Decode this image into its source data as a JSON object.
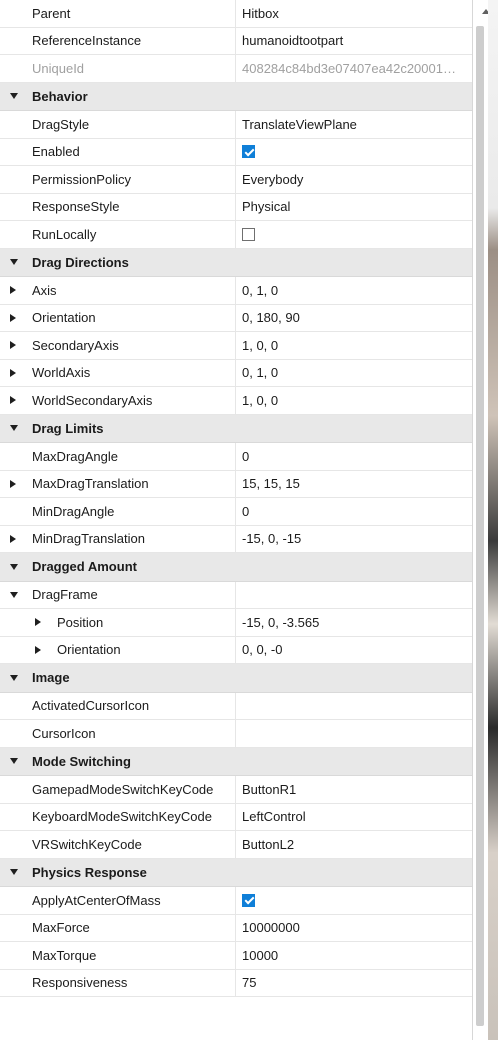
{
  "properties": [
    {
      "kind": "prop",
      "name": "Parent",
      "value": "Hitbox"
    },
    {
      "kind": "prop",
      "name": "ReferenceInstance",
      "value": "humanoidtootpart"
    },
    {
      "kind": "prop",
      "name": "UniqueId",
      "value": "408284c84bd3e07407ea42c20001…",
      "disabled": true
    },
    {
      "kind": "cat",
      "name": "Behavior"
    },
    {
      "kind": "prop",
      "name": "DragStyle",
      "value": "TranslateViewPlane"
    },
    {
      "kind": "prop",
      "name": "Enabled",
      "checkbox": true,
      "checked": true
    },
    {
      "kind": "prop",
      "name": "PermissionPolicy",
      "value": "Everybody"
    },
    {
      "kind": "prop",
      "name": "ResponseStyle",
      "value": "Physical"
    },
    {
      "kind": "prop",
      "name": "RunLocally",
      "checkbox": true,
      "checked": false
    },
    {
      "kind": "cat",
      "name": "Drag Directions"
    },
    {
      "kind": "prop",
      "name": "Axis",
      "value": "0, 1, 0",
      "expander": "collapsed"
    },
    {
      "kind": "prop",
      "name": "Orientation",
      "value": "0, 180, 90",
      "expander": "collapsed"
    },
    {
      "kind": "prop",
      "name": "SecondaryAxis",
      "value": "1, 0, 0",
      "expander": "collapsed"
    },
    {
      "kind": "prop",
      "name": "WorldAxis",
      "value": "0, 1, 0",
      "expander": "collapsed"
    },
    {
      "kind": "prop",
      "name": "WorldSecondaryAxis",
      "value": "1, 0, 0",
      "expander": "collapsed"
    },
    {
      "kind": "cat",
      "name": "Drag Limits"
    },
    {
      "kind": "prop",
      "name": "MaxDragAngle",
      "value": "0"
    },
    {
      "kind": "prop",
      "name": "MaxDragTranslation",
      "value": "15, 15, 15",
      "expander": "collapsed"
    },
    {
      "kind": "prop",
      "name": "MinDragAngle",
      "value": "0"
    },
    {
      "kind": "prop",
      "name": "MinDragTranslation",
      "value": "-15, 0, -15",
      "expander": "collapsed"
    },
    {
      "kind": "cat",
      "name": "Dragged Amount"
    },
    {
      "kind": "prop",
      "name": "DragFrame",
      "value": "",
      "expander": "expanded"
    },
    {
      "kind": "prop",
      "name": "Position",
      "value": "-15, 0, -3.565",
      "expander": "collapsed",
      "sub": true
    },
    {
      "kind": "prop",
      "name": "Orientation",
      "value": "0, 0, -0",
      "expander": "collapsed",
      "sub": true
    },
    {
      "kind": "cat",
      "name": "Image"
    },
    {
      "kind": "prop",
      "name": "ActivatedCursorIcon",
      "value": ""
    },
    {
      "kind": "prop",
      "name": "CursorIcon",
      "value": ""
    },
    {
      "kind": "cat",
      "name": "Mode Switching"
    },
    {
      "kind": "prop",
      "name": "GamepadModeSwitchKeyCode",
      "value": "ButtonR1"
    },
    {
      "kind": "prop",
      "name": "KeyboardModeSwitchKeyCode",
      "value": "LeftControl"
    },
    {
      "kind": "prop",
      "name": "VRSwitchKeyCode",
      "value": "ButtonL2"
    },
    {
      "kind": "cat",
      "name": "Physics Response"
    },
    {
      "kind": "prop",
      "name": "ApplyAtCenterOfMass",
      "checkbox": true,
      "checked": true
    },
    {
      "kind": "prop",
      "name": "MaxForce",
      "value": "10000000"
    },
    {
      "kind": "prop",
      "name": "MaxTorque",
      "value": "10000"
    },
    {
      "kind": "prop",
      "name": "Responsiveness",
      "value": "75"
    }
  ],
  "colors": {
    "checkbox_checked": "#0f7fd8",
    "category_bg": "#e8e8e8"
  }
}
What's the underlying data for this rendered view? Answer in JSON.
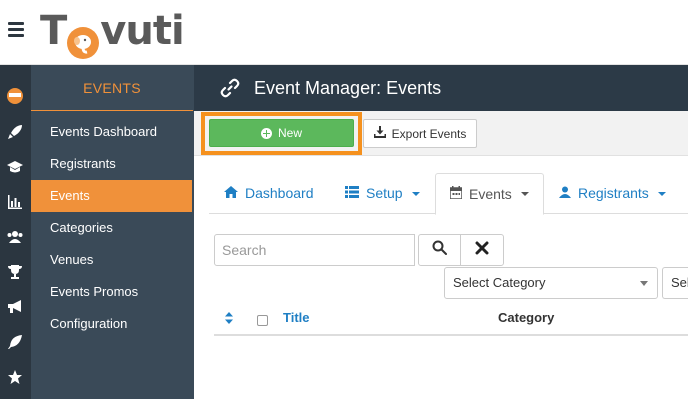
{
  "app": {
    "logo_text_left": "T",
    "logo_text_right": "vuti"
  },
  "sidebar": {
    "title": "EVENTS",
    "items": [
      {
        "label": "Events Dashboard",
        "active": false
      },
      {
        "label": "Registrants",
        "active": false
      },
      {
        "label": "Events",
        "active": true
      },
      {
        "label": "Categories",
        "active": false
      },
      {
        "label": "Venues",
        "active": false
      },
      {
        "label": "Events Promos",
        "active": false
      },
      {
        "label": "Configuration",
        "active": false
      }
    ]
  },
  "rail_icons": [
    "user-avatar-icon",
    "rocket-icon",
    "graduation-cap-icon",
    "bar-chart-icon",
    "users-icon",
    "trophy-icon",
    "bullhorn-icon",
    "feather-icon",
    "star-icon"
  ],
  "header": {
    "title": "Event Manager: Events"
  },
  "toolbar": {
    "new_label": "New",
    "export_label": "Export Events"
  },
  "tabs": [
    {
      "label": "Dashboard",
      "icon": "home-icon",
      "dropdown": false
    },
    {
      "label": "Setup",
      "icon": "list-icon",
      "dropdown": true
    },
    {
      "label": "Events",
      "icon": "calendar-icon",
      "dropdown": true,
      "active": true
    },
    {
      "label": "Registrants",
      "icon": "user-icon",
      "dropdown": true
    }
  ],
  "search": {
    "placeholder": "Search"
  },
  "filters": {
    "category_placeholder": "Select Category",
    "second_placeholder": "Sel"
  },
  "table": {
    "columns": [
      "Title",
      "Category"
    ]
  },
  "colors": {
    "accent": "#f0913a",
    "highlight_border": "#f5911e",
    "primary_button": "#5cb85c",
    "link": "#1f7fc4",
    "sidebar_bg": "#3a4a58",
    "titlebar_bg": "#2c3a47"
  }
}
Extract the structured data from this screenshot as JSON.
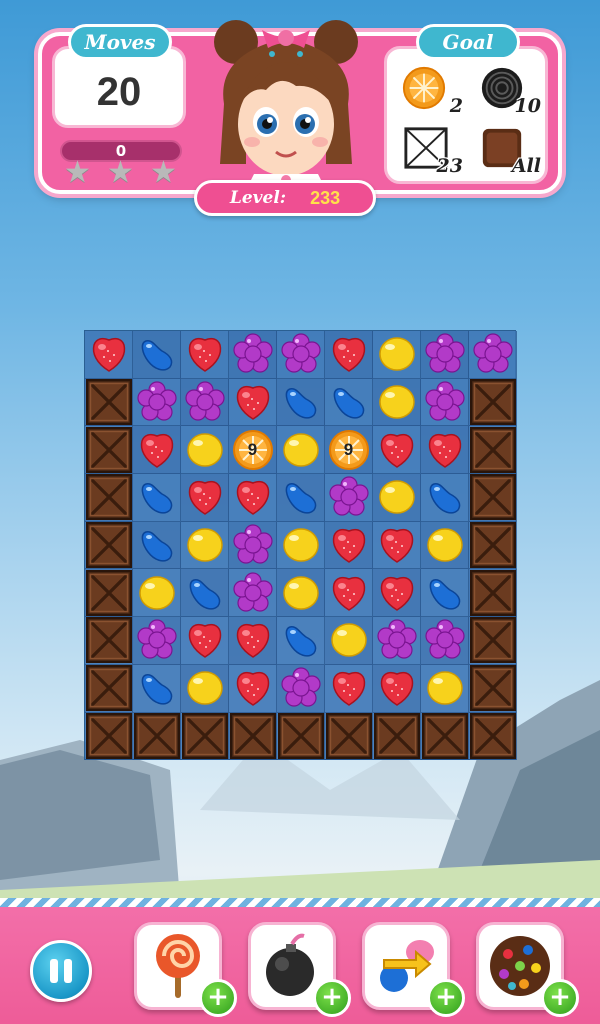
{
  "header": {
    "moves_label": "Moves",
    "moves_value": "20",
    "score_value": "0",
    "stars_earned": 0,
    "stars_total": 3,
    "level_label": "Level:",
    "level_value": "233",
    "goal_label": "Goal",
    "goals": [
      {
        "icon": "orange-slice-icon",
        "count": "2"
      },
      {
        "icon": "licorice-swirl-icon",
        "count": "10"
      },
      {
        "icon": "cracked-tile-icon",
        "count": "23"
      },
      {
        "icon": "chocolate-block-icon",
        "count": "All"
      }
    ]
  },
  "board": {
    "rows": [
      [
        "strawberry",
        "bean",
        "strawberry",
        "flower",
        "flower",
        "strawberry",
        "lemon",
        "flower",
        "flower"
      ],
      [
        "crate",
        "flower",
        "flower",
        "strawberry",
        "bean",
        "bean",
        "lemon",
        "flower",
        "crate"
      ],
      [
        "crate",
        "strawberry",
        "lemon",
        "orange",
        "lemon",
        "orange",
        "strawberry",
        "strawberry",
        "crate"
      ],
      [
        "crate",
        "bean",
        "strawberry",
        "strawberry",
        "bean",
        "flower",
        "lemon",
        "bean",
        "crate"
      ],
      [
        "crate",
        "bean",
        "lemon",
        "flower",
        "lemon",
        "strawberry",
        "strawberry",
        "lemon",
        "crate"
      ],
      [
        "crate",
        "lemon",
        "bean",
        "flower",
        "lemon",
        "strawberry",
        "strawberry",
        "bean",
        "crate"
      ],
      [
        "crate",
        "flower",
        "strawberry",
        "strawberry",
        "bean",
        "lemon",
        "flower",
        "flower",
        "crate"
      ],
      [
        "crate",
        "bean",
        "lemon",
        "strawberry",
        "flower",
        "strawberry",
        "strawberry",
        "lemon",
        "crate"
      ],
      [
        "crate",
        "crate",
        "crate",
        "crate",
        "crate",
        "crate",
        "crate",
        "crate",
        "crate"
      ]
    ],
    "orange_counters": [
      "9",
      "9"
    ]
  },
  "boosters": [
    {
      "icon": "lollipop-icon",
      "plus": "+"
    },
    {
      "icon": "bomb-icon",
      "plus": "+"
    },
    {
      "icon": "swap-arrows-icon",
      "plus": "+"
    },
    {
      "icon": "color-bomb-icon",
      "plus": "+"
    }
  ],
  "colors": {
    "header_pink": "#f262a3",
    "pill_teal": "#3fb7cf",
    "level_yellow": "#ffe14a",
    "candy_red": "#e8303f",
    "candy_blue": "#1d6fd6",
    "candy_purple": "#b23ac8",
    "candy_yellow": "#f7d21c"
  }
}
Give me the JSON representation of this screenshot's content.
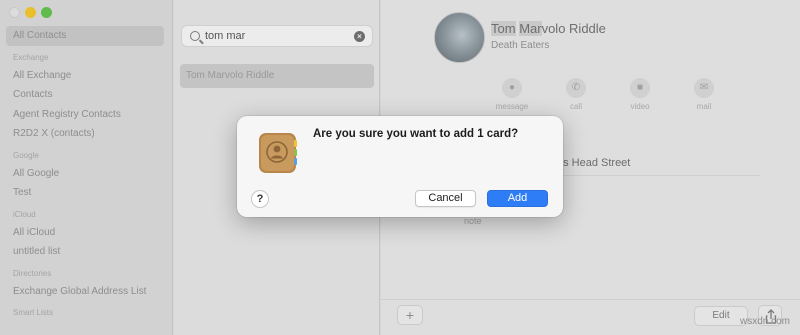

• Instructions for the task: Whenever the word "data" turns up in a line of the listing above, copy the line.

• Your solution:
Decode this image into its source data as a JSON object.
What's the underlying data for this rendered view? Answer in JSON.
Extract the structured data from this screenshot as JSON.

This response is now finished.